The second big image after Marylebone (there are four big ones so far, and a thousand smaller ones) was just a glance out of a restaurant window yesterday, over scrambled eggs, to see a red double-decker bus go rumbling by. Another “Wow, we’re really here” moment, and part of that indulgence in naiveté about everyday things. More details: Matthew photographing every mews entrance we passed on a walk around Belsize Park to see Carol’s old flat; more signs: Shield your PIN; Neighbourhood Watch (a group of meerkats on alert); a sign for the Notting Hill Carnival showing a pigeon changing into a macaw costume; and the inevitable to-ing and fro-ing on the Tube to get to our main destination for yesterday, and the third big image: the River Thames.

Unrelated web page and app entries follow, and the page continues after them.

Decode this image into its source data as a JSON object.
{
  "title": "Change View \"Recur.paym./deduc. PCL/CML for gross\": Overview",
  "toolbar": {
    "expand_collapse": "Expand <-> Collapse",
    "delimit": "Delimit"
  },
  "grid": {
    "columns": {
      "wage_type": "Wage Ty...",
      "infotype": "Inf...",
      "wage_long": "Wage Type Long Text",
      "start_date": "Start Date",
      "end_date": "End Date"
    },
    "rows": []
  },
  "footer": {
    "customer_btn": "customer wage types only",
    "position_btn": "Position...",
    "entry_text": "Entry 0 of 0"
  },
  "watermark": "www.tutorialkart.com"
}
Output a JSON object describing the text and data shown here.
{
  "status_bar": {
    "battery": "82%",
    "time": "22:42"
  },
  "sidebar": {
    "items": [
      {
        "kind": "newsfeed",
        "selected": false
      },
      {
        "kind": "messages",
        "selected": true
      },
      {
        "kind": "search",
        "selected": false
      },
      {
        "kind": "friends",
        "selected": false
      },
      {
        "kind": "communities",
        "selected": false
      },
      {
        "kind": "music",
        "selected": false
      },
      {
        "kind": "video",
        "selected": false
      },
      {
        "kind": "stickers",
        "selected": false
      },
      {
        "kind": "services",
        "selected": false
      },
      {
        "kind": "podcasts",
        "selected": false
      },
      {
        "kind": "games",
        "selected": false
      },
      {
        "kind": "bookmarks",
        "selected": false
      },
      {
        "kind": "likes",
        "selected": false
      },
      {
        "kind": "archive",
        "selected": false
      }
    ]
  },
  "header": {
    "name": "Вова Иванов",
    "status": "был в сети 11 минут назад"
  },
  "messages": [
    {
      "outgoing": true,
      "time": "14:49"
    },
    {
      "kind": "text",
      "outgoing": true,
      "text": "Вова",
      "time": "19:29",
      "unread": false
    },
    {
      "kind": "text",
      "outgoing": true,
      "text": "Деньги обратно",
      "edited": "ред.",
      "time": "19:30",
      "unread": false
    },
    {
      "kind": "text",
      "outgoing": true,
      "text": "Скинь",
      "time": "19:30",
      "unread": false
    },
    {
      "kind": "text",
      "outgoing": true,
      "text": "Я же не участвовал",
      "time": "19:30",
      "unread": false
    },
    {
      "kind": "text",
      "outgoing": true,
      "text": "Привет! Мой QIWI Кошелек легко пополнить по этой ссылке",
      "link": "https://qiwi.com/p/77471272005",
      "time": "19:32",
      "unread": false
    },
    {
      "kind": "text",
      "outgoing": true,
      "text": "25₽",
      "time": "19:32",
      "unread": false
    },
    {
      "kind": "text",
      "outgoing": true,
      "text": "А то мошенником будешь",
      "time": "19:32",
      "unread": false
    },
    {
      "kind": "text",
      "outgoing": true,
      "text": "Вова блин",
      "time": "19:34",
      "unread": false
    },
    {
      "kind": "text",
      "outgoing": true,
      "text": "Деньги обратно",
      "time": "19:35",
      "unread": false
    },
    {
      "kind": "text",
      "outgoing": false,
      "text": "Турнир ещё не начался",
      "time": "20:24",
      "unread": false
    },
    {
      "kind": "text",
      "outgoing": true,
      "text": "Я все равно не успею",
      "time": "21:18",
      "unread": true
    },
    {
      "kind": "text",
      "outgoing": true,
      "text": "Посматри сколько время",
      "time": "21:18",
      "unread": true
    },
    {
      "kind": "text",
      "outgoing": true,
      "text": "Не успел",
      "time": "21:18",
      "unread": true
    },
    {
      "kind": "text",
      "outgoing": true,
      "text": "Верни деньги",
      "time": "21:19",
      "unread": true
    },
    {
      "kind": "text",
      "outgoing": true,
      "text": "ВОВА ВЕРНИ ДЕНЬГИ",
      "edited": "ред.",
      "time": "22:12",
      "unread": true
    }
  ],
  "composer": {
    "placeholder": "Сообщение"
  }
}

We took a circle cruise from the Embankment Pier to St. Katharine’s Pier (the Tower of London!), got off for a bit of lunch and people-watching (half the world), then back downriver to the towers of Westminster, disembarking precisely at 16:00, in time for Big Ben’s venerable bongs. (Big Ben being the bell, I learned. The edifice is St. Stephen’s Tower.) Plenty of other details I scribbled down in my brown journal: a scow named Felonious Mongoose, the cheerful August clouds, my benchmate, a stout lady from Tasmania who was pleasantly surprised when I asked, showing off, “Do you live in Hobart?” (she did). And of course the passing landmarks along the shore, from the old Billingsgate fish market to the Eye, the unbelievably big Ferris wheel (forty stories high) hard by Westminster Bridge. All of which made the Thames the closest thing to a river I often dream about, lined with fantastic, important buildings. (You’d think I’d never been to London before, while the fact is I lived here for five months in 1968-69, but I was a student then, disdainful of touristy destinations, so I held the misperception until yesterday that the Tower of London was one or both of those structures on the Tower Bridge.)

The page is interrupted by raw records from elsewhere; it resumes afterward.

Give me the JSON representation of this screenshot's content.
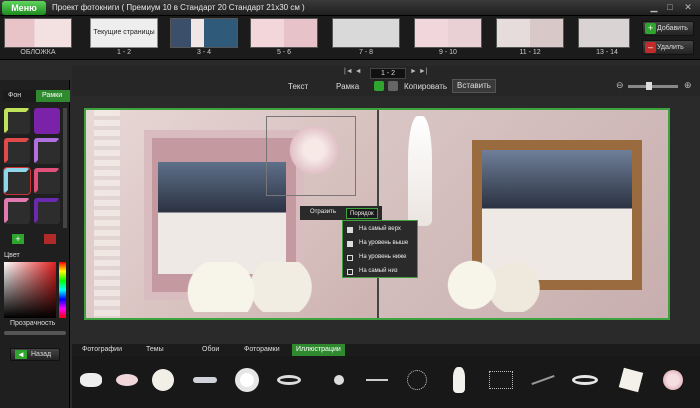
{
  "titlebar": {
    "menu": "Меню",
    "title": "Проект фотокниги ( Премиум 10 в Стандарт 20 Стандарт 21x30 см )"
  },
  "strip": {
    "pages": [
      "ОБЛОЖКА",
      "1 - 2",
      "3 - 4",
      "5 - 6",
      "7 - 8",
      "9 - 10",
      "11 - 12",
      "13 - 14"
    ],
    "current_pages_label": "Текущие страницы",
    "add": "Добавить",
    "delete": "Удалить"
  },
  "leftpanel": {
    "tabs": [
      "Фон",
      "Рамки"
    ],
    "color_label": "Цвет",
    "transparency_label": "Прозрачность",
    "back": "Назад"
  },
  "toolbar": {
    "page_indicator": "1 - 2",
    "text": "Текст",
    "frame": "Рамка",
    "copy": "Копировать",
    "paste": "Вставить"
  },
  "context": {
    "reflect": "Отразить",
    "order": "Порядок",
    "items": [
      "На самый верх",
      "На уровень выше",
      "На уровень ниже",
      "На самый низ"
    ]
  },
  "bottom": {
    "tabs": [
      "Фотографии",
      "Темы",
      "Обои",
      "Фоторамки",
      "Иллюстрации"
    ]
  }
}
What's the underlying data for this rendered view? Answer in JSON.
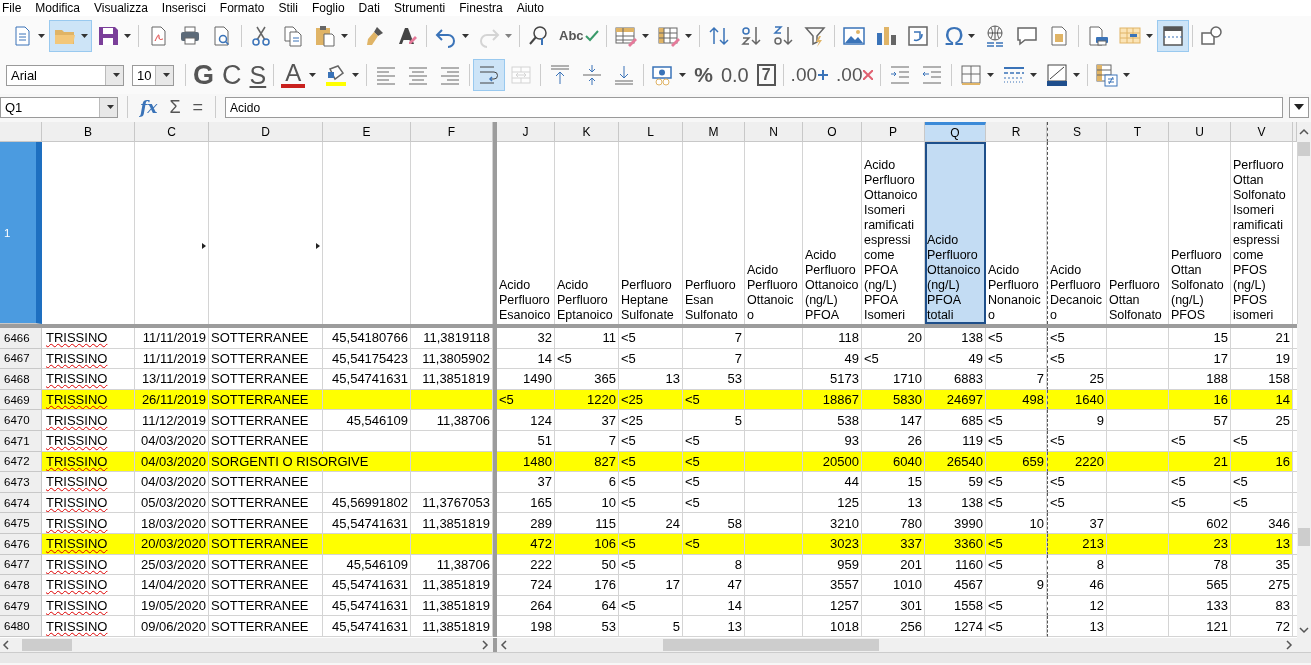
{
  "menu": [
    "File",
    "Modifica",
    "Visualizza",
    "Inserisci",
    "Formato",
    "Stili",
    "Foglio",
    "Dati",
    "Strumenti",
    "Finestra",
    "Aiuto"
  ],
  "toolbar_standard": [
    {
      "kind": "new-document",
      "dropdown": true,
      "selected": false,
      "disabled": false
    },
    {
      "kind": "open",
      "dropdown": true,
      "selected": true,
      "disabled": false
    },
    {
      "kind": "save",
      "dropdown": true,
      "selected": false,
      "disabled": false
    },
    {
      "kind": "separator"
    },
    {
      "kind": "export-pdf",
      "dropdown": false,
      "selected": false,
      "disabled": false
    },
    {
      "kind": "print",
      "dropdown": false,
      "selected": false,
      "disabled": false
    },
    {
      "kind": "print-preview",
      "dropdown": false,
      "selected": false,
      "disabled": false
    },
    {
      "kind": "separator"
    },
    {
      "kind": "cut",
      "dropdown": false,
      "selected": false,
      "disabled": false
    },
    {
      "kind": "copy",
      "dropdown": false,
      "selected": false,
      "disabled": false
    },
    {
      "kind": "paste",
      "dropdown": true,
      "selected": false,
      "disabled": false
    },
    {
      "kind": "separator"
    },
    {
      "kind": "clone-formatting",
      "dropdown": false,
      "selected": false,
      "disabled": false
    },
    {
      "kind": "clear-formatting",
      "dropdown": false,
      "selected": false,
      "disabled": false
    },
    {
      "kind": "separator"
    },
    {
      "kind": "undo",
      "dropdown": true,
      "selected": false,
      "disabled": false
    },
    {
      "kind": "redo",
      "dropdown": true,
      "selected": false,
      "disabled": true
    },
    {
      "kind": "separator"
    },
    {
      "kind": "find-replace",
      "dropdown": false,
      "selected": false,
      "disabled": false
    },
    {
      "kind": "spelling",
      "glyph": "Abc",
      "dropdown": false,
      "selected": false,
      "disabled": false
    },
    {
      "kind": "separator"
    },
    {
      "kind": "row",
      "dropdown": true,
      "selected": false,
      "disabled": false
    },
    {
      "kind": "column",
      "dropdown": true,
      "selected": false,
      "disabled": false
    },
    {
      "kind": "separator"
    },
    {
      "kind": "sort",
      "dropdown": false,
      "selected": false,
      "disabled": false
    },
    {
      "kind": "sort-ascending",
      "dropdown": false,
      "selected": false,
      "disabled": false
    },
    {
      "kind": "sort-descending",
      "dropdown": false,
      "selected": false,
      "disabled": false
    },
    {
      "kind": "autofilter",
      "dropdown": false,
      "selected": false,
      "disabled": false
    },
    {
      "kind": "separator"
    },
    {
      "kind": "image",
      "dropdown": false,
      "selected": false,
      "disabled": false
    },
    {
      "kind": "chart",
      "dropdown": false,
      "selected": false,
      "disabled": false
    },
    {
      "kind": "pivot-table",
      "dropdown": false,
      "selected": false,
      "disabled": false
    },
    {
      "kind": "separator"
    },
    {
      "kind": "special-character",
      "glyph": "Ω",
      "dropdown": true,
      "selected": false,
      "disabled": false
    },
    {
      "kind": "hyperlink",
      "dropdown": false,
      "selected": false,
      "disabled": false
    },
    {
      "kind": "comment",
      "dropdown": false,
      "selected": false,
      "disabled": false
    },
    {
      "kind": "header-footer",
      "dropdown": false,
      "selected": false,
      "disabled": false
    },
    {
      "kind": "separator"
    },
    {
      "kind": "print-area",
      "dropdown": false,
      "selected": false,
      "disabled": false
    },
    {
      "kind": "freeze",
      "dropdown": true,
      "selected": false,
      "disabled": false
    },
    {
      "kind": "split-window",
      "dropdown": false,
      "selected": true,
      "disabled": false
    },
    {
      "kind": "separator"
    },
    {
      "kind": "shapes",
      "dropdown": false,
      "selected": false,
      "disabled": false
    }
  ],
  "toolbar_formatting": [
    {
      "kind": "font-name",
      "value": "Arial"
    },
    {
      "kind": "font-size",
      "value": "10"
    },
    {
      "kind": "separator"
    },
    {
      "kind": "bold",
      "glyph": "G",
      "dropdown": false,
      "selected": false,
      "disabled": false
    },
    {
      "kind": "italic",
      "glyph": "C",
      "dropdown": false,
      "selected": false,
      "disabled": false
    },
    {
      "kind": "underline",
      "glyph": "S",
      "dropdown": false,
      "selected": false,
      "disabled": false
    },
    {
      "kind": "separator"
    },
    {
      "kind": "font-color",
      "glyph": "A",
      "dropdown": true,
      "selected": false,
      "disabled": false
    },
    {
      "kind": "highlight",
      "dropdown": true,
      "selected": false,
      "disabled": false
    },
    {
      "kind": "separator"
    },
    {
      "kind": "align-left",
      "dropdown": false,
      "selected": false,
      "disabled": false
    },
    {
      "kind": "align-center",
      "dropdown": false,
      "selected": false,
      "disabled": false
    },
    {
      "kind": "align-right",
      "dropdown": false,
      "selected": false,
      "disabled": false
    },
    {
      "kind": "separator"
    },
    {
      "kind": "wrap-text",
      "dropdown": false,
      "selected": true,
      "disabled": false
    },
    {
      "kind": "merge-cells",
      "dropdown": false,
      "selected": false,
      "disabled": true
    },
    {
      "kind": "separator"
    },
    {
      "kind": "align-top",
      "dropdown": false,
      "selected": false,
      "disabled": false
    },
    {
      "kind": "align-middle",
      "dropdown": false,
      "selected": false,
      "disabled": false
    },
    {
      "kind": "align-bottom",
      "dropdown": false,
      "selected": false,
      "disabled": false
    },
    {
      "kind": "separator"
    },
    {
      "kind": "currency",
      "dropdown": true,
      "selected": false,
      "disabled": false
    },
    {
      "kind": "percent",
      "glyph": "%",
      "dropdown": false,
      "selected": false,
      "disabled": false
    },
    {
      "kind": "number",
      "glyph": "0.0",
      "dropdown": false,
      "selected": false,
      "disabled": false
    },
    {
      "kind": "date",
      "glyph": "7",
      "dropdown": false,
      "selected": false,
      "disabled": false
    },
    {
      "kind": "separator"
    },
    {
      "kind": "add-decimal",
      "glyph": ".00",
      "dropdown": false,
      "selected": false,
      "disabled": false
    },
    {
      "kind": "delete-decimal",
      "glyph": ".00",
      "dropdown": false,
      "selected": false,
      "disabled": false
    },
    {
      "kind": "separator"
    },
    {
      "kind": "indent",
      "dropdown": false,
      "selected": false,
      "disabled": false
    },
    {
      "kind": "outdent",
      "dropdown": false,
      "selected": false,
      "disabled": false
    },
    {
      "kind": "separator"
    },
    {
      "kind": "borders",
      "dropdown": true,
      "selected": false,
      "disabled": false
    },
    {
      "kind": "border-style",
      "dropdown": true,
      "selected": false,
      "disabled": false
    },
    {
      "kind": "border-color",
      "dropdown": true,
      "selected": false,
      "disabled": false
    },
    {
      "kind": "separator"
    },
    {
      "kind": "conditional",
      "dropdown": true,
      "selected": false,
      "disabled": false
    }
  ],
  "formula_bar": {
    "cell_reference": "Q1",
    "function_glyph": "fx",
    "sum_glyph": "Σ",
    "equals_glyph": "=",
    "content": "Acido"
  },
  "sheet": {
    "header_row": {
      "number": "1",
      "selected": true
    },
    "columns": [
      {
        "letter": "B",
        "selected": false,
        "overflow": false,
        "misspelled": true,
        "page_break": false
      },
      {
        "letter": "C",
        "selected": false,
        "overflow": true,
        "misspelled": false,
        "page_break": false
      },
      {
        "letter": "D",
        "selected": false,
        "overflow": true,
        "misspelled": false,
        "page_break": false
      },
      {
        "letter": "E",
        "selected": false,
        "overflow": false,
        "misspelled": false,
        "page_break": false
      },
      {
        "letter": "F",
        "selected": false,
        "overflow": false,
        "misspelled": false,
        "page_break": false
      },
      {
        "letter": "J",
        "selected": false,
        "overflow": false,
        "misspelled": false,
        "page_break": false,
        "header": "Acido Perfluoro Esanoico"
      },
      {
        "letter": "K",
        "selected": false,
        "overflow": false,
        "misspelled": false,
        "page_break": false,
        "header": "Acido Perfluoro Eptanoico"
      },
      {
        "letter": "L",
        "selected": false,
        "overflow": false,
        "misspelled": false,
        "page_break": false,
        "header": "Perfluoro Heptane Sulfonate"
      },
      {
        "letter": "M",
        "selected": false,
        "overflow": false,
        "misspelled": false,
        "page_break": false,
        "header": "Perfluoro Esan Sulfonato"
      },
      {
        "letter": "N",
        "selected": false,
        "overflow": false,
        "page_break": false,
        "header": "Acido Perfluoro Ottanoico"
      },
      {
        "letter": "O",
        "selected": false,
        "overflow": false,
        "misspelled": false,
        "page_break": false,
        "header": "Acido Perfluoro Ottanoico (ng/L) PFOA"
      },
      {
        "letter": "P",
        "selected": false,
        "overflow": false,
        "misspelled": false,
        "page_break": false,
        "header": "Acido Perfluoro Ottanoico Isomeri ramificati espressi come PFOA (ng/L) PFOA Isomeri"
      },
      {
        "letter": "Q",
        "selected": true,
        "overflow": false,
        "misspelled": false,
        "page_break": false,
        "header": "Acido Perfluoro Ottanoico (ng/L) PFOA totali"
      },
      {
        "letter": "R",
        "selected": false,
        "overflow": false,
        "misspelled": false,
        "page_break": false,
        "header": "Acido Perfluoro Nonanoico"
      },
      {
        "letter": "S",
        "selected": false,
        "overflow": false,
        "misspelled": false,
        "page_break": true,
        "header": "Acido Perfluoro Decanoico"
      },
      {
        "letter": "T",
        "selected": false,
        "overflow": false,
        "page_break": false,
        "header": "Perfluoro Ottan Solfonato"
      },
      {
        "letter": "U",
        "selected": false,
        "overflow": false,
        "misspelled": false,
        "page_break": false,
        "header": "Perfluoro Ottan Solfonato (ng/L) PFOS"
      },
      {
        "letter": "V",
        "selected": false,
        "overflow": false,
        "misspelled": false,
        "page_break": false,
        "header": "Perfluoro Ottan Solfonato Isomeri ramificati espressi come PFOS (ng/L) PFOS isomeri"
      }
    ],
    "rows": [
      {
        "number": "6466",
        "highlighted": false,
        "B": "TRISSINO",
        "C": "11/11/2019",
        "D": "SOTTERRANEE",
        "E": "45,54180766",
        "F": "11,3819118",
        "J": "32",
        "K": "11",
        "L": "<5",
        "M": "7",
        "O": "118",
        "P": "20",
        "Q": "138",
        "R": "<5",
        "S": "<5",
        "U": "15",
        "V": "21"
      },
      {
        "number": "6467",
        "highlighted": false,
        "B": "TRISSINO",
        "C": "11/11/2019",
        "D": "SOTTERRANEE",
        "E": "45,54175423",
        "F": "11,3805902",
        "J": "14",
        "K": "<5",
        "L": "<5",
        "M": "7",
        "O": "49",
        "P": "<5",
        "Q": "49",
        "R": "<5",
        "S": "<5",
        "U": "17",
        "V": "19"
      },
      {
        "number": "6468",
        "highlighted": false,
        "B": "TRISSINO",
        "C": "13/11/2019",
        "D": "SOTTERRANEE",
        "E": "45,54741631",
        "F": "11,3851819",
        "J": "1490",
        "K": "365",
        "L": "13",
        "M": "53",
        "O": "5173",
        "P": "1710",
        "Q": "6883",
        "R": "7",
        "S": "25",
        "U": "188",
        "V": "158"
      },
      {
        "number": "6469",
        "highlighted": true,
        "B": "TRISSINO",
        "C": "26/11/2019",
        "D": "SOTTERRANEE",
        "J": "<5",
        "K": "1220",
        "L": "<25",
        "M": "<5",
        "O": "18867",
        "P": "5830",
        "Q": "24697",
        "R": "498",
        "S": "1640",
        "U": "16",
        "V": "14"
      },
      {
        "number": "6470",
        "highlighted": false,
        "B": "TRISSINO",
        "C": "11/12/2019",
        "D": "SOTTERRANEE",
        "E": "45,546109",
        "F": "11,38706",
        "J": "124",
        "K": "37",
        "L": "<25",
        "M": "5",
        "O": "538",
        "P": "147",
        "Q": "685",
        "R": "<5",
        "S": "9",
        "U": "57",
        "V": "25"
      },
      {
        "number": "6471",
        "highlighted": false,
        "B": "TRISSINO",
        "C": "04/03/2020",
        "D": "SOTTERRANEE",
        "J": "51",
        "K": "7",
        "L": "<5",
        "M": "<5",
        "O": "93",
        "P": "26",
        "Q": "119",
        "R": "<5",
        "S": "<5",
        "U": "<5",
        "V": "<5"
      },
      {
        "number": "6472",
        "highlighted": true,
        "B": "TRISSINO",
        "C": "04/03/2020",
        "D": "SORGENTI O RISORGIVE",
        "J": "1480",
        "K": "827",
        "L": "<5",
        "M": "<5",
        "O": "20500",
        "P": "6040",
        "Q": "26540",
        "R": "659",
        "S": "2220",
        "U": "21",
        "V": "16"
      },
      {
        "number": "6473",
        "highlighted": false,
        "B": "TRISSINO",
        "C": "04/03/2020",
        "D": "SOTTERRANEE",
        "J": "37",
        "K": "6",
        "L": "<5",
        "M": "<5",
        "O": "44",
        "P": "15",
        "Q": "59",
        "R": "<5",
        "S": "<5",
        "U": "<5",
        "V": "<5"
      },
      {
        "number": "6474",
        "highlighted": false,
        "B": "TRISSINO",
        "C": "05/03/2020",
        "D": "SOTTERRANEE",
        "E": "45,56991802",
        "F": "11,3767053",
        "J": "165",
        "K": "10",
        "L": "<5",
        "M": "<5",
        "O": "125",
        "P": "13",
        "Q": "138",
        "R": "<5",
        "S": "<5",
        "U": "<5",
        "V": "<5"
      },
      {
        "number": "6475",
        "highlighted": false,
        "B": "TRISSINO",
        "C": "18/03/2020",
        "D": "SOTTERRANEE",
        "E": "45,54741631",
        "F": "11,3851819",
        "J": "289",
        "K": "115",
        "L": "24",
        "M": "58",
        "O": "3210",
        "P": "780",
        "Q": "3990",
        "R": "10",
        "S": "37",
        "U": "602",
        "V": "346"
      },
      {
        "number": "6476",
        "highlighted": true,
        "B": "TRISSINO",
        "C": "20/03/2020",
        "D": "SOTTERRANEE",
        "J": "472",
        "K": "106",
        "L": "<5",
        "M": "<5",
        "O": "3023",
        "P": "337",
        "Q": "3360",
        "R": "<5",
        "S": "213",
        "U": "23",
        "V": "13"
      },
      {
        "number": "6477",
        "highlighted": false,
        "B": "TRISSINO",
        "C": "25/03/2020",
        "D": "SOTTERRANEE",
        "E": "45,546109",
        "F": "11,38706",
        "J": "222",
        "K": "50",
        "L": "<5",
        "M": "8",
        "O": "959",
        "P": "201",
        "Q": "1160",
        "R": "<5",
        "S": "8",
        "U": "78",
        "V": "35"
      },
      {
        "number": "6478",
        "highlighted": false,
        "B": "TRISSINO",
        "C": "14/04/2020",
        "D": "SOTTERRANEE",
        "E": "45,54741631",
        "F": "11,3851819",
        "J": "724",
        "K": "176",
        "L": "17",
        "M": "47",
        "O": "3557",
        "P": "1010",
        "Q": "4567",
        "R": "9",
        "S": "46",
        "U": "565",
        "V": "275"
      },
      {
        "number": "6479",
        "highlighted": false,
        "B": "TRISSINO",
        "C": "19/05/2020",
        "D": "SOTTERRANEE",
        "E": "45,54741631",
        "F": "11,3851819",
        "J": "264",
        "K": "64",
        "L": "<5",
        "M": "14",
        "O": "1257",
        "P": "301",
        "Q": "1558",
        "R": "<5",
        "S": "12",
        "U": "133",
        "V": "83"
      },
      {
        "number": "6480",
        "highlighted": false,
        "B": "TRISSINO",
        "C": "09/06/2020",
        "D": "SOTTERRANEE",
        "E": "45,54741631",
        "F": "11,3851819",
        "J": "198",
        "K": "53",
        "L": "5",
        "M": "13",
        "O": "1018",
        "P": "256",
        "Q": "1274",
        "R": "<5",
        "S": "13",
        "U": "121",
        "V": "72"
      }
    ]
  }
}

Carol will be back from her walk in 20 minutes, and Matt and I will be fighting over the shower if I don’t wrap this up soon, so I’ve got to get to the fourth big thing, which was the view from Primrose Hill (above), not far from our hotel, just at sunset yesterday, overlooking the aviary in Regent’s Park, and a magnanimous swath of London stretching all the way back to the Eye. Some things you see, and others you behold. This was in the latter category. More to come on Primrose Hill, I daresay.
Finally, attention must be paid to a wonderful plate of shashlik (chicken kababs and kasha) at a Russian restaurant called Trojka.
More dispatches as time and technology allow!